State schools are wrongly labelling children with SEN to cover up for poor teaching, claims a scathing new report by Government inspectors Ofsted. In addition, schools are encouraged to over-identify children with SEN in order to improve their standings in league tables and gain additional funding from local authorities, the report suggests.
Commissioned by the previous Government, the review argues that the quality of SEN assessments needs to be improved and that it is imperative to ensure that additional support provided to children is both effective and necessary. Many of those with special needs, it claims, were not fulfilling their potential simply because standards of teaching were not good enough. Schools are told that they should focus on improving teaching and pastoral support early on to ensure that additional provision is not needed later.

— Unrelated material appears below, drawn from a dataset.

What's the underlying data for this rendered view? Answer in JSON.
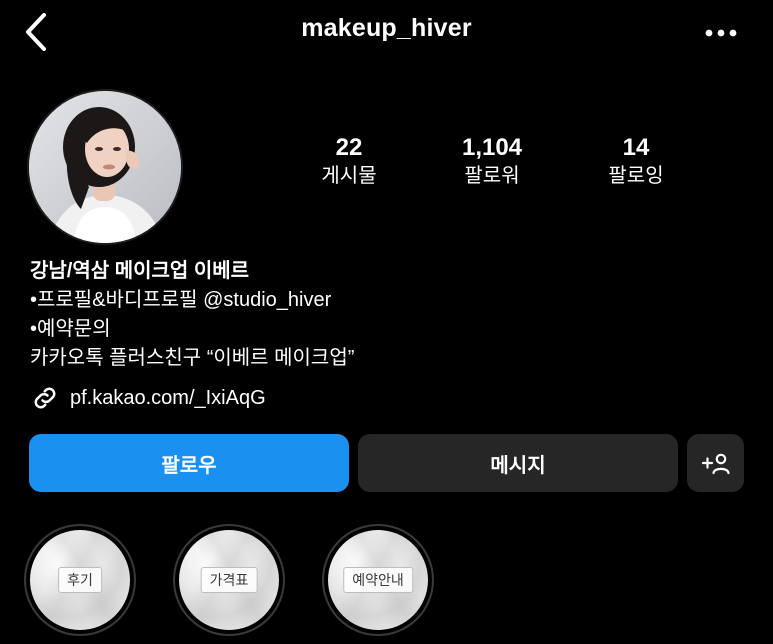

Perhaps most damning of all is the report’s conclusion that “Schools should stop identifying pupils as having special educational needs when they simply need better teaching and pastoral support.” According to inspectors, “the term ‘special educational needs’ is used too widely” and large numbers of children have been categorised as SEN when, in reality, “their needs were no different from those of most other pupils”.
The report, Special educational needs and disability review: a statement is not enough, also concludes that legislation should be simplified to ensure that the system is clearer for parents and education providers, and those providing services should be held accountable according to outcomes for the children and young people concerned.
Educationalists and the charity sector have given the report a mixed reception. While some have welcomed its focus on outcomes for children with SEN, others have criticised what they see as its attempt to ensure that fewer children are eligible for SEN status and appropriate assistance.
Peter Holland, CEO at disability charity MOVE Europe, said that his organisation “welcomes Ofsted’s view that there should be higher expectations for children with complex needs through the focus on the quality of teaching and learning and how well young people do as a result.” The Alliance for Inclusive Education, however, described the report as “deeply unhelpful”, claiming it is an “attack on children with SEN’s rights”. Simone Aspis, a spokesperson for the Alliance, argued that “It really is unacceptable for ‘politically driven’ decisions to determine if and what SEN provision is reasonable for children….It is crucial that the support children with SEN get in school remains based on need rather the budget.”
The National Autistic Society (NAS) says it is saddened but unsurprised by the poor provision and low standards revealed in the review. “Ofsted’s important report exposes a number of key failings within the SEN system and crucially recognises that children with complex needs, such as autism, are not getting the help they need in the classroom”, said the charity’s chief executive Mark Lever.